One way to stay a jump ahead of ALS is to consider who will handle your financial affairs if you lose your ability to make or communicate decisions. Otherwise, a time-consuming and potentially costly court procedure may be necessary for a spouse, relative or companion to handle your financial transactions or sell your property.
Power of attorney
A power of attorney grants one person the legal authority to act for another. It’s important to name this person — called an agent — in advance because you can’t confer power of attorney once you’re incapacitated.
Granting someone else power of attorney doesn’t take away your own power to handle your finances for as long as you can.
Incapacitated means being unable to make or communicate decisions. So as long as you can communicate you still can "sign" important documents even if you can’t write, by giving instructions to someone to sign for you, in the presence of a notary.
Having a power of attorney in place is a safeguard against a time when you might not be able to make or communicate a decision, for whatever reason.
There are several kinds of power of attorney. A general power of attorney is for situations when you’re temporarily unavailable to handle your own affairs (for example, due to surgery or extended vacation). But this power automatically ends if you become incapacitated.
More appropriate for someone with ALS is a durable power of attorney, sometimes called durable power of attorney for finances. Its "durable" nature ensures that your agent can still act on your behalf after you become incapacitated.
Some people choose to create a springing power of attorney that goes into effect only when they become incapacitated. This requires creating a way for others to decide that the time has come to "spring" the power of attorney.

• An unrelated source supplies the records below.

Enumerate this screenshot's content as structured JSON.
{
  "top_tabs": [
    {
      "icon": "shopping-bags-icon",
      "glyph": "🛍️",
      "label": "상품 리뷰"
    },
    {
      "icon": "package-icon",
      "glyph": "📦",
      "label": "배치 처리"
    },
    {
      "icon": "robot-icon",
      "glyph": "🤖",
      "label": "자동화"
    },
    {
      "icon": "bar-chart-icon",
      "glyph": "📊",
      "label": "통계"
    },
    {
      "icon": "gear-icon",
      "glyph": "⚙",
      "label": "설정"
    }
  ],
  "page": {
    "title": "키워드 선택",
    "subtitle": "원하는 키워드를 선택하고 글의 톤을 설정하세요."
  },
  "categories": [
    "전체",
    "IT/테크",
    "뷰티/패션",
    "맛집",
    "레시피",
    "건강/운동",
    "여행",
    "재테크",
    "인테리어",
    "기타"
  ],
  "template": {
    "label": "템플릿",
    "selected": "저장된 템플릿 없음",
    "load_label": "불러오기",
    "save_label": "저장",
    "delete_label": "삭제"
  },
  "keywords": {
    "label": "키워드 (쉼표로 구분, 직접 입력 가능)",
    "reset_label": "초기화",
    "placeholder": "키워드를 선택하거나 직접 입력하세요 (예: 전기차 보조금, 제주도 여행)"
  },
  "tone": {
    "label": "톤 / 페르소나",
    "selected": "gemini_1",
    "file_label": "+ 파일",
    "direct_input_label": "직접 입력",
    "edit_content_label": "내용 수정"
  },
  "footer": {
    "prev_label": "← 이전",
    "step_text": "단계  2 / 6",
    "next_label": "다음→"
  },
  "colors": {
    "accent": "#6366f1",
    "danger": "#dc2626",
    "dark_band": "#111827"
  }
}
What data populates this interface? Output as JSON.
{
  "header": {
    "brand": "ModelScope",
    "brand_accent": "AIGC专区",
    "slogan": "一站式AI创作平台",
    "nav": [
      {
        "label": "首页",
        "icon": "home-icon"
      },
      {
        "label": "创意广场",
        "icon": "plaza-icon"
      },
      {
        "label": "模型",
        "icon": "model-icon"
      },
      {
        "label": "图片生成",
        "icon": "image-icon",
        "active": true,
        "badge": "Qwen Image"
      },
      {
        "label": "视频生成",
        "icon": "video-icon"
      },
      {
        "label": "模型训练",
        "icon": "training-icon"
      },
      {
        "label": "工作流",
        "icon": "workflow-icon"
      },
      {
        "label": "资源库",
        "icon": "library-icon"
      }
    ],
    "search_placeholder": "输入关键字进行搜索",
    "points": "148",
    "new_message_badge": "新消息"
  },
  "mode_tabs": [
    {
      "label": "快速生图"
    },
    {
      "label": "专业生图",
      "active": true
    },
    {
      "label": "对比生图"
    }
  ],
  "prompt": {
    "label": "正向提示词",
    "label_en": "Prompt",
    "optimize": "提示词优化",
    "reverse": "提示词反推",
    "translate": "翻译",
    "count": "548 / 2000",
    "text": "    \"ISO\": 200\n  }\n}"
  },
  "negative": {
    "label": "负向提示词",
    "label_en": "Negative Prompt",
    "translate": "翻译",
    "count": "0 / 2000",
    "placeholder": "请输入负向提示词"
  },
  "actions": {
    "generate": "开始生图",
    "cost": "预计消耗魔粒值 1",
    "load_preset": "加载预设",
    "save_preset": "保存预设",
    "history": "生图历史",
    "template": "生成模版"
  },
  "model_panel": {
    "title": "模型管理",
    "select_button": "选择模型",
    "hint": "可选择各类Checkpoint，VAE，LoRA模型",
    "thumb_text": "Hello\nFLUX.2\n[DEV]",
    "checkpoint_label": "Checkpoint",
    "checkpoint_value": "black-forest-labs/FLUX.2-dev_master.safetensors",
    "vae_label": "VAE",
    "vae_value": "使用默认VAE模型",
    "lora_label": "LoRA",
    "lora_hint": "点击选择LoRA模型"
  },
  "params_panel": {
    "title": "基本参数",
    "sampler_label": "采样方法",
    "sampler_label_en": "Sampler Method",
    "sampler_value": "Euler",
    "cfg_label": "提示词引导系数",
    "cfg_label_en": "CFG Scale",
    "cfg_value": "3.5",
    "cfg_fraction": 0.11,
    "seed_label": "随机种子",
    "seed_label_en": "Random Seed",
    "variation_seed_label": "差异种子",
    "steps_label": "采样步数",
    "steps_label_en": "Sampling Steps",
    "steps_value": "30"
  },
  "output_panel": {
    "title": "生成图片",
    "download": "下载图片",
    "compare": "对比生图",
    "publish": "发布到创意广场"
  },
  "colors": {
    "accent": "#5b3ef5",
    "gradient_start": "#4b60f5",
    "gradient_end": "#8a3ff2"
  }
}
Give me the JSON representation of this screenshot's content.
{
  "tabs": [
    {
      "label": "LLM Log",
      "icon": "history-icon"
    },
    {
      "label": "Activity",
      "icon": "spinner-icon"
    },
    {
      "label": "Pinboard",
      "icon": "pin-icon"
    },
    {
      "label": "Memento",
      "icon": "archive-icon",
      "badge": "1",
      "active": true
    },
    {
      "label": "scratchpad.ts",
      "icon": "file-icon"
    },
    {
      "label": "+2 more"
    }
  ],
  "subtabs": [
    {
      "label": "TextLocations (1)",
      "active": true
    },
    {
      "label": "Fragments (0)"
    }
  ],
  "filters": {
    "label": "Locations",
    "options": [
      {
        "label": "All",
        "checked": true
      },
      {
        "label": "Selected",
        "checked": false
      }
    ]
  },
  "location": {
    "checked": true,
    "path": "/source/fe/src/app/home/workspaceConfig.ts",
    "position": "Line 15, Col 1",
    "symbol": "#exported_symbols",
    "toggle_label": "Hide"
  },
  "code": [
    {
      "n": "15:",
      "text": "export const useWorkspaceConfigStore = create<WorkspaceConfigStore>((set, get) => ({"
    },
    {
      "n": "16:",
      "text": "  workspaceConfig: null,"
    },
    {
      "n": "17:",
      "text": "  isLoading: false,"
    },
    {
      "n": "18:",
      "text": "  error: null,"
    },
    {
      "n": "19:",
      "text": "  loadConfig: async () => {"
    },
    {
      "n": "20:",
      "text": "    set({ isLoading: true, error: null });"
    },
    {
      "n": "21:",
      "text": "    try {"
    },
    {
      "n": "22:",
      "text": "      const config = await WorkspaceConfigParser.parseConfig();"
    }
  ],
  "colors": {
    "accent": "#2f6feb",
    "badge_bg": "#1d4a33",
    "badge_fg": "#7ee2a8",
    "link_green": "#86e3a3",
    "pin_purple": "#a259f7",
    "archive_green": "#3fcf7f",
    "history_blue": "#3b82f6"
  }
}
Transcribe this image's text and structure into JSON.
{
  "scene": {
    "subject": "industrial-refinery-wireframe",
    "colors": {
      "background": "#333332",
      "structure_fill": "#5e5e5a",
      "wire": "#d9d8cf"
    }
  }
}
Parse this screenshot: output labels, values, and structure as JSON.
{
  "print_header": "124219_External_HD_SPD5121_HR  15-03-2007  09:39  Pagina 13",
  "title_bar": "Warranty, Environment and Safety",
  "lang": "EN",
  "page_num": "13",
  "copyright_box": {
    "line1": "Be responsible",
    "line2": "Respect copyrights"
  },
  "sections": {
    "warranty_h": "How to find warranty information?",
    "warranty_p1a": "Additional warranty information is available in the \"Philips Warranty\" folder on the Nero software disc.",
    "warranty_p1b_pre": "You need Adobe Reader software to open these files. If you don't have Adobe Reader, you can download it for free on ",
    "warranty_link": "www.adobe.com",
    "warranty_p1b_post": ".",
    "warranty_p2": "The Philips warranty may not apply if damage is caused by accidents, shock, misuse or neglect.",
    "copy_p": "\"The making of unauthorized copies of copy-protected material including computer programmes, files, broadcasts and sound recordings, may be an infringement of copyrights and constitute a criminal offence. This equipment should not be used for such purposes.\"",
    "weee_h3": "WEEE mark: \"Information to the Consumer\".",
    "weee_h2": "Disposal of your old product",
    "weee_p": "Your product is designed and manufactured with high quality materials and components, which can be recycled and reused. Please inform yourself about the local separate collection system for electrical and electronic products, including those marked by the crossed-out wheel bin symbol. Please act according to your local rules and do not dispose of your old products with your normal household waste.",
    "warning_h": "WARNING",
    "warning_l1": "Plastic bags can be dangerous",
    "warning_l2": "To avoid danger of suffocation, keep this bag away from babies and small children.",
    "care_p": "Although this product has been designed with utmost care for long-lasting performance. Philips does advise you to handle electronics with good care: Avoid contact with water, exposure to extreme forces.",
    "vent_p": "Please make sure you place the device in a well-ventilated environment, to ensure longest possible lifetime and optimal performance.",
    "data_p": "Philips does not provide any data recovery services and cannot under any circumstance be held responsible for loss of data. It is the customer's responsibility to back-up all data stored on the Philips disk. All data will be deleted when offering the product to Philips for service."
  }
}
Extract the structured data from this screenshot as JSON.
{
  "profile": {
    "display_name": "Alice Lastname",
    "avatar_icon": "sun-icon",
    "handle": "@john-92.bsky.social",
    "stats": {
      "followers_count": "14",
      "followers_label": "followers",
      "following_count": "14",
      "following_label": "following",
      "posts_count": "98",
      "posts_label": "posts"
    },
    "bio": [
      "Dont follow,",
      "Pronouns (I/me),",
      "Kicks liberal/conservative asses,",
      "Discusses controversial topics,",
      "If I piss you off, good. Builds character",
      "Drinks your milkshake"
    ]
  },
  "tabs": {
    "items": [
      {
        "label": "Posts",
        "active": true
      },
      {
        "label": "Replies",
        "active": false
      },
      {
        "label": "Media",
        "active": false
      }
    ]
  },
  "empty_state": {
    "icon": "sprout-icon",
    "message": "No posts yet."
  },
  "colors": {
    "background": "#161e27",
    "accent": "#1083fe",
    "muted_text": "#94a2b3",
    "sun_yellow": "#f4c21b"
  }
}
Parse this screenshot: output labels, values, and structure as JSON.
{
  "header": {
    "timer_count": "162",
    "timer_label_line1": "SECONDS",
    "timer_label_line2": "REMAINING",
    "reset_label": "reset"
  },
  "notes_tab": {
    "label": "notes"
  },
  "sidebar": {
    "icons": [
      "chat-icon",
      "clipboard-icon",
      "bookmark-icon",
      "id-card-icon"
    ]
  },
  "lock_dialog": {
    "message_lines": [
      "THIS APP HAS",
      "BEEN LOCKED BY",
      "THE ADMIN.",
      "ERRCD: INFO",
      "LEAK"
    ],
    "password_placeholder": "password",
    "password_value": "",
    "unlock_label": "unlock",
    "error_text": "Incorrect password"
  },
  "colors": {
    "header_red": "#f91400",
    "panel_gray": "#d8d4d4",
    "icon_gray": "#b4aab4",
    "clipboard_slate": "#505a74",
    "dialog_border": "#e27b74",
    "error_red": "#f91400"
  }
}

A durable power of attorney for health care authorizes your agent to make medical and health care decisions if you’re unable to communicate your wishes. This type of authority will be covered in a later article.
What powers are given?
Roger W. Anderson, author of Plan While You Can: Legal Solutions for Facing Disability (1stBooks, 2003), suggests thinking carefully about the financial tasks you do over the course of a year before drawing up a durable power of attorney. Some common powers are:
- Writing and cashing checks
- Handling real estate and other property transactions (even when jointly owned)
- Collecting Social Security
- Medicare and other government benefits
- Handling investments
- Handing transactions with banks and other financial institutions
- Filing and paying taxes
- Operating a business
- Making gifts to individuals or charities
- Managing your retirement accounts
Choosing an agent
The key qualities to look for in an agent are trustworthiness and financial decision-making ability. Do you trust this person to look out for your best interests, and not simply his or her own?
Many people choose a close family member or friend as agent. Lawyers or other professionals can be appointed, although they usually charge a fee.
It’s possible to appoint more than one person as an agent, as long as they can communicate and can get along well enough to make joint decisions. Don’t appoint joint agents just to keep your adult children happy, if they’re likely to squabble over every action. You also can appoint backup agents in case the original person can no longer serve.
A power of attorney can be revoked — undone — at any time. If your spouse is your agent and you get divorced, the power of attorney is automatically revoked.
How do you set up a power of attorney?
The simplest way is to hire a lawyer to draw up a document based on your needs and wishes. But you also can do it yourself. Standardized power-of-attorney forms are available online, through bookstores and sometimes the state health department or attorney general’s office. Banks and title or escrow companies also usually have forms.
If you draw up your own document, be sure the language is both broad enough and specific enough to allow your agent to handle a variety of financial transactions. In particular, real estate companies can be picky about letting someone else buy or sell your property. Consider filling out the power-of-attorney forms provided by your bank and mortgage company if you’re concerned they may not honor your own document down the line.
Also take care not to sign a standardized form that transmits powers you don’t want to give, like the power to commit you to a mental institution.
To be legal, the document must be notarized. Although laws vary from state to state, it’s wise to go above and beyond what’s required and have two witnesses sign the document in the presence of a notary. Neither witness should be the person named as the agent.
Although thinking about the future with ALS can be troubling, people often report a feeling of calm once they’ve taken time to make a plan ensuring their finances will be handled appropriately no matter what happens.
Greg Gadarian, a Tucson, Ariz., attorney specializing in disability issues, provided guidance for this article.